Exercise aim: Reproduce all entries precisely as they are written.

[Task inputs Boundary: Start]

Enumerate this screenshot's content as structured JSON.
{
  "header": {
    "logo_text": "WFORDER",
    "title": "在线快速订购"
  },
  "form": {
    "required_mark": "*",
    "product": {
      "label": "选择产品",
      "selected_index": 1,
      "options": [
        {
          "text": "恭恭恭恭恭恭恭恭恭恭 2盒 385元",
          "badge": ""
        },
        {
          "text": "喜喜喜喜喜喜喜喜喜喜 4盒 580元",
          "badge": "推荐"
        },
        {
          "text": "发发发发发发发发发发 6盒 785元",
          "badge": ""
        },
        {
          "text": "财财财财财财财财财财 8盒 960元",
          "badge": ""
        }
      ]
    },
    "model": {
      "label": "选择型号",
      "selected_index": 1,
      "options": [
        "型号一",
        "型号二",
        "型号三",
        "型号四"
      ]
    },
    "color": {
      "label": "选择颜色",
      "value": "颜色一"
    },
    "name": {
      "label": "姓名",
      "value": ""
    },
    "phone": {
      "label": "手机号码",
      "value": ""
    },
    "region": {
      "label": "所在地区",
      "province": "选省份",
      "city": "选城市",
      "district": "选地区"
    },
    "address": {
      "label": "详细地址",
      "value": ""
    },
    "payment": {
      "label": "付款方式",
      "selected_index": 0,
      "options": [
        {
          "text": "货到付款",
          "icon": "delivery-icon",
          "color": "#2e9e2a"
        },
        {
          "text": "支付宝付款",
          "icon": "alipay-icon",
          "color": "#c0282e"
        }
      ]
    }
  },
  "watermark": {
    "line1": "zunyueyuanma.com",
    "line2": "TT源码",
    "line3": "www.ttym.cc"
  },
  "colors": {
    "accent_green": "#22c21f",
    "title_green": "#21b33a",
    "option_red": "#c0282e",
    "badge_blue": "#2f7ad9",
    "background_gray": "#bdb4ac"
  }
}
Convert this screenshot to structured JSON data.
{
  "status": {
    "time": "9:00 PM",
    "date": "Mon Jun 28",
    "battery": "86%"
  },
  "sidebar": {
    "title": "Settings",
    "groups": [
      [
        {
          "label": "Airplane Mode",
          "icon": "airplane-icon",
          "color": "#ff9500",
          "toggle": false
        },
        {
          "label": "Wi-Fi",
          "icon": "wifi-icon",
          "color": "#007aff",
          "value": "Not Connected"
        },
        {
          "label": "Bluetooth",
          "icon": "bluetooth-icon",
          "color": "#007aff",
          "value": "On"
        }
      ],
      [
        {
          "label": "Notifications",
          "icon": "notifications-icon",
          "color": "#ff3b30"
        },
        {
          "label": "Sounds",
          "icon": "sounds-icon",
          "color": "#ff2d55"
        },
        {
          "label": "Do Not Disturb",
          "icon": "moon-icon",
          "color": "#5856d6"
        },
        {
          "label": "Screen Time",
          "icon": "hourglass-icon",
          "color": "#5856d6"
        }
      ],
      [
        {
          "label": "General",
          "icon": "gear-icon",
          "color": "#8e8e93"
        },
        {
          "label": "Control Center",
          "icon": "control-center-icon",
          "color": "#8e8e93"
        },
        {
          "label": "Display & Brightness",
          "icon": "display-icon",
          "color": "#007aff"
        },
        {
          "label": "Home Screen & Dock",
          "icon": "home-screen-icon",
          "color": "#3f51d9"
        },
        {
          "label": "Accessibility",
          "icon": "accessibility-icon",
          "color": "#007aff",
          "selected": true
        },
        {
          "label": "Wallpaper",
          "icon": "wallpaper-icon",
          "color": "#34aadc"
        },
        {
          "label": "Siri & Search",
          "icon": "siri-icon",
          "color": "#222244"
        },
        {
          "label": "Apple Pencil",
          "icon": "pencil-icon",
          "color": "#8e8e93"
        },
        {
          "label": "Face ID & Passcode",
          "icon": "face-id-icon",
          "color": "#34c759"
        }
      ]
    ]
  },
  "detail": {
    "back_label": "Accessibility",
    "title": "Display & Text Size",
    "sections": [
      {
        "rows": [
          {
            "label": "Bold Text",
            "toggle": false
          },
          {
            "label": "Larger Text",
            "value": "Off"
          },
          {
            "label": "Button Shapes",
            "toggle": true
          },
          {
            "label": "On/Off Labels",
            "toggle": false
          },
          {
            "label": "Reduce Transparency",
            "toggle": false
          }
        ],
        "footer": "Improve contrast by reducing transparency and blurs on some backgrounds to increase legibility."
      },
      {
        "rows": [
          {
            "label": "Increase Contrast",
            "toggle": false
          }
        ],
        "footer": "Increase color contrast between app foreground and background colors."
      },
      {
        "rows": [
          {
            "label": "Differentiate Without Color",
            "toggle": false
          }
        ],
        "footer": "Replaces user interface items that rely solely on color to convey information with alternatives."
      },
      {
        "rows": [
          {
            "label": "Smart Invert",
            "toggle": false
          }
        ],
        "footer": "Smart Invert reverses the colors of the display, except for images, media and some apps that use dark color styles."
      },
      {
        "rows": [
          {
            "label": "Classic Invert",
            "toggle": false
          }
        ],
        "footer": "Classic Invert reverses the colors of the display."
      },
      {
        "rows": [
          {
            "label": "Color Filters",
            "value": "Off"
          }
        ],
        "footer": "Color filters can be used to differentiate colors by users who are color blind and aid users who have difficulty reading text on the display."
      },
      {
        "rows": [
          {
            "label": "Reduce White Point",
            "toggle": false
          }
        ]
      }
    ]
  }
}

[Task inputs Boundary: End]

Result of this task:
Enumerate this screenshot's content as structured JSON.
{
  "header": {
    "logo_text": "WFORDER",
    "title": "在线快速订购"
  },
  "form": {
    "required_mark": "*",
    "product": {
      "label": "选择产品",
      "selected_index": 1,
      "options": [
        {
          "text": "恭恭恭恭恭恭恭恭恭恭 2盒 385元",
          "badge": ""
        },
        {
          "text": "喜喜喜喜喜喜喜喜喜喜 4盒 580元",
          "badge": "推荐"
        },
        {
          "text": "发发发发发发发发发发 6盒 785元",
          "badge": ""
        },
        {
          "text": "财财财财财财财财财财 8盒 960元",
          "badge": ""
        }
      ]
    },
    "model": {
      "label": "选择型号",
      "selected_index": 1,
      "options": [
        "型号一",
        "型号二",
        "型号三",
        "型号四"
      ]
    },
    "color": {
      "label": "选择颜色",
      "value": "颜色一"
    },
    "name": {
      "label": "姓名",
      "value": ""
    },
    "phone": {
      "label": "手机号码",
      "value": ""
    },
    "region": {
      "label": "所在地区",
      "province": "选省份",
      "city": "选城市",
      "district": "选地区"
    },
    "address": {
      "label": "详细地址",
      "value": ""
    },
    "payment": {
      "label": "付款方式",
      "selected_index": 0,
      "options": [
        {
          "text": "货到付款",
          "icon": "delivery-icon",
          "color": "#2e9e2a"
        },
        {
          "text": "支付宝付款",
          "icon": "alipay-icon",
          "color": "#c0282e"
        }
      ]
    }
  },
  "watermark": {
    "line1": "zunyueyuanma.com",
    "line2": "TT源码",
    "line3": "www.ttym.cc"
  },
  "colors": {
    "accent_green": "#22c21f",
    "title_green": "#21b33a",
    "option_red": "#c0282e",
    "badge_blue": "#2f7ad9",
    "background_gray": "#bdb4ac"
  }
}
Convert this screenshot to structured JSON data.
{
  "status": {
    "time": "9:00 PM",
    "date": "Mon Jun 28",
    "battery": "86%"
  },
  "sidebar": {
    "title": "Settings",
    "groups": [
      [
        {
          "label": "Airplane Mode",
          "icon": "airplane-icon",
          "color": "#ff9500",
          "toggle": false
        },
        {
          "label": "Wi-Fi",
          "icon": "wifi-icon",
          "color": "#007aff",
          "value": "Not Connected"
        },
        {
          "label": "Bluetooth",
          "icon": "bluetooth-icon",
          "color": "#007aff",
          "value": "On"
        }
      ],
      [
        {
          "label": "Notifications",
          "icon": "notifications-icon",
          "color": "#ff3b30"
        },
        {
          "label": "Sounds",
          "icon": "sounds-icon",
          "color": "#ff2d55"
        },
        {
          "label": "Do Not Disturb",
          "icon": "moon-icon",
          "color": "#5856d6"
        },
        {
          "label": "Screen Time",
          "icon": "hourglass-icon",
          "color": "#5856d6"
        }
      ],
      [
        {
          "label": "General",
          "icon": "gear-icon",
          "color": "#8e8e93"
        },
        {
          "label": "Control Center",
          "icon": "control-center-icon",
          "color": "#8e8e93"
        },
        {
          "label": "Display & Brightness",
          "icon": "display-icon",
          "color": "#007aff"
        },
        {
          "label": "Home Screen & Dock",
          "icon": "home-screen-icon",
          "color": "#3f51d9"
        },
        {
          "label": "Accessibility",
          "icon": "accessibility-icon",
          "color": "#007aff",
          "selected": true
        },
        {
          "label": "Wallpaper",
          "icon": "wallpaper-icon",
          "color": "#34aadc"
        },
        {
          "label": "Siri & Search",
          "icon": "siri-icon",
          "color": "#222244"
        },
        {
          "label": "Apple Pencil",
          "icon": "pencil-icon",
          "color": "#8e8e93"
        },
        {
          "label": "Face ID & Passcode",
          "icon": "face-id-icon",
          "color": "#34c759"
        }
      ]
    ]
  },
  "detail": {
    "back_label": "Accessibility",
    "title": "Display & Text Size",
    "sections": [
      {
        "rows": [
          {
            "label": "Bold Text",
            "toggle": false
          },
          {
            "label": "Larger Text",
            "value": "Off"
          },
          {
            "label": "Button Shapes",
            "toggle": true
          },
          {
            "label": "On/Off Labels",
            "toggle": false
          },
          {
            "label": "Reduce Transparency",
            "toggle": false
          }
        ],
        "footer": "Improve contrast by reducing transparency and blurs on some backgrounds to increase legibility."
      },
      {
        "rows": [
          {
            "label": "Increase Contrast",
            "toggle": false
          }
        ],
        "footer": "Increase color contrast between app foreground and background colors."
      },
      {
        "rows": [
          {
            "label": "Differentiate Without Color",
            "toggle": false
          }
        ],
        "footer": "Replaces user interface items that rely solely on color to convey information with alternatives."
      },
      {
        "rows": [
          {
            "label": "Smart Invert",
            "toggle": false
          }
        ],
        "footer": "Smart Invert reverses the colors of the display, except for images, media and some apps that use dark color styles."
      },
      {
        "rows": [
          {
            "label": "Classic Invert",
            "toggle": false
          }
        ],
        "footer": "Classic Invert reverses the colors of the display."
      },
      {
        "rows": [
          {
            "label": "Color Filters",
            "value": "Off"
          }
        ],
        "footer": "Color filters can be used to differentiate colors by users who are color blind and aid users who have difficulty reading text on the display."
      },
      {
        "rows": [
          {
            "label": "Reduce White Point",
            "toggle": false
          }
        ]
      }
    ]
  }
}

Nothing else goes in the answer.